Lenses provides a secure access layer to streaming data for any Apache Kafka (self-managed, AWS MSK, HDInsight etc.).
As well as being able to query data via SQL, you can also produce data into a topic. This adds an extra level of security and auditing since Lenses works at the application layer and is protected by fine-grained security via namespaces.
Let’s take a look at four different ways of injecting data into a Kafka Topic via Lenses.
To make it easier to follow this guide please download the free Lenses Docker “Box” image from here.
Additionally, you should get the Lenses CLI here.
As Lenses comes with sample Kafka topics populated with data, this tutorial will use an existing Kafka topic.
There exist two distinct ways to insert data into a Kafka topic from Lenses UI. By inserting your own events or by inserting data that is automatically generated by Lenses.
From the SQL Studio page, simply write the following SQL code:
One way of verifying data has been inserted is via the
Topics page and selecting
Alternatively, you can execute the following
SELECT query in SQL Studio:
SELECT * FROM cc_data where _key='Using-sql-studio'
Topics page, select
From the bottom on upper-right side of page, select
Autogenerate button Lenses will create an event based on random data that conforms to the schema such as:
The key for the record can be either specified by you or by Lenses and Kafka. In
this case it is specified by us and will be
using-auto-generate. After that you
will need to press the
+ Insert Records button and you are done.
SELECT query executed in SQL Studio will verify that the data is in
SELECT * FROM cc_data where _key='using-auto-generate'
The remaining three ways will use Lenses Data API to insert data into an existing Kafka topic.
lenses-cli shell command that will put you in the interactive
lenses-cli shell. The following output shows the interaction that allows you to insert data into a Kafka topic:
You can verify that the record is there by executing the following SQL statement:
This method uses a command line utility like
curl(1) to access Lenses API and
insert data into a Kafka topic. You will need to have your data stored in JSON format.
In order to connect to Lenses using
curl(1), you will need to have a authentication token
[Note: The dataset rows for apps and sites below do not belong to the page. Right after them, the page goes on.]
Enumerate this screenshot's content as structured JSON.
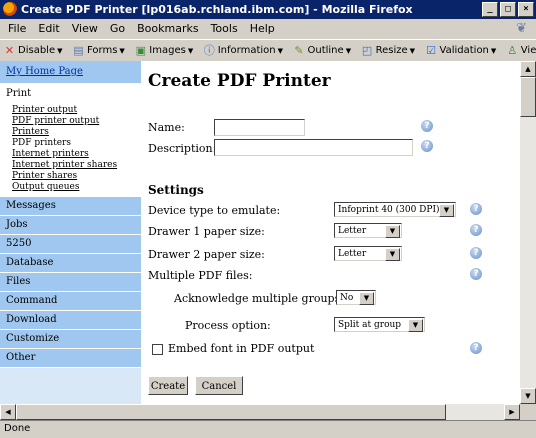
{
  "window": {
    "title": "Create PDF Printer [lp016ab.rchland.ibm.com] - Mozilla Firefox",
    "min": "_",
    "max": "□",
    "close": "×"
  },
  "menubar": [
    "File",
    "Edit",
    "View",
    "Go",
    "Bookmarks",
    "Tools",
    "Help"
  ],
  "toolbar": {
    "items": [
      {
        "label": "Disable",
        "icon": "disable-icon"
      },
      {
        "label": "Forms",
        "icon": "forms-icon"
      },
      {
        "label": "Images",
        "icon": "images-icon"
      },
      {
        "label": "Information",
        "icon": "info-icon"
      },
      {
        "label": "Outline",
        "icon": "outline-icon"
      },
      {
        "label": "Resize",
        "icon": "resize-icon"
      },
      {
        "label": "Validation",
        "icon": "validation-icon"
      },
      {
        "label": "View Source",
        "icon": "view-source-icon"
      }
    ]
  },
  "sidebar": {
    "home": "My Home Page",
    "print": "Print",
    "print_items": [
      "Printer output",
      "PDF printer output",
      "Printers",
      "PDF printers",
      "Internet printers",
      "Internet printer shares",
      "Printer shares",
      "Output queues"
    ],
    "sections": [
      "Messages",
      "Jobs",
      "5250",
      "Database",
      "Files",
      "Command",
      "Download",
      "Customize",
      "Other"
    ]
  },
  "main": {
    "title": "Create PDF Printer",
    "name_label": "Name:",
    "name_value": "",
    "description_label": "Description:",
    "description_value": "",
    "settings_heading": "Settings",
    "device_label": "Device type to emulate:",
    "device_value": "Infoprint 40 (300 DPI)",
    "drawer1_label": "Drawer 1 paper size:",
    "drawer1_value": "Letter",
    "drawer2_label": "Drawer 2 paper size:",
    "drawer2_value": "Letter",
    "multiple_label": "Multiple PDF files:",
    "ack_label": "Acknowledge multiple groups:",
    "ack_value": "No",
    "process_label": "Process option:",
    "process_value": "Split at group",
    "embed_label": "Embed font in PDF output",
    "embed_checked": false,
    "create_button": "Create",
    "cancel_button": "Cancel",
    "help_glyph": "?"
  },
  "status": {
    "text": "Done"
  },
  "colors": {
    "title_bar": "#0a246a",
    "sidebar_tab": "#9fc7ef",
    "sidebar_bg": "#d9e8f7",
    "link": "#00339f"
  }
}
that is connected to your current connection. In order to get that authentication token you
will need to execute the following command first:
The output of that command will be the authentication token, which will have a format
16a8b2dd-b2d0-449e-8203-9dd51d7950cf. As this functionality is embedded
in the presented
bash(1), you will not need to remember the authentication token.
Lenses also provides the ability to create service account tokens.
The data will be in a JSON file named
/tmp/myData.json with the following contents:
bash(1) shell script named
insertData.sh will automate the process and make it
more user friendly:
insertData.sh script accepts one command line parameter, which is the name the
of the JSON file. Executing
insertData.sh will create the following kind of output:
The request has been fulfilled and resulted in a new resource being created.
You can verify that the insert operation was successful using
Here we are going to develop a Lenses client. We will use Python 3 but you can use any programming language you want provided that it supports the needed functionality.
The name of the Python 3 utility is
insertData.py and contains the following code:
Do not be put off by the code, it is used for illustrating the capabilities of Lenses and how easy it is to insert data to a Kafka topic.
The script has two main parts. The first one has to do with connecting to Lenses and uses the
connect() function whereas the second one is about executing the desired SQL statement
with the help of the
Note that you might need to install some extra Python 3 package for
to work on your local machine.
insertData.py will generate the following output:
The output of
insertData.py verifies that the
INSERT statement was successful.
Additionally, the image that follows will also verify that the data is inserted in the desired Kafka topic.
Using Lenses as a secure data access layer is a great way to safely open up Apache Kafka to more developers, users and applications. Learn more about Lenses from the different usecases or get access to a free trial.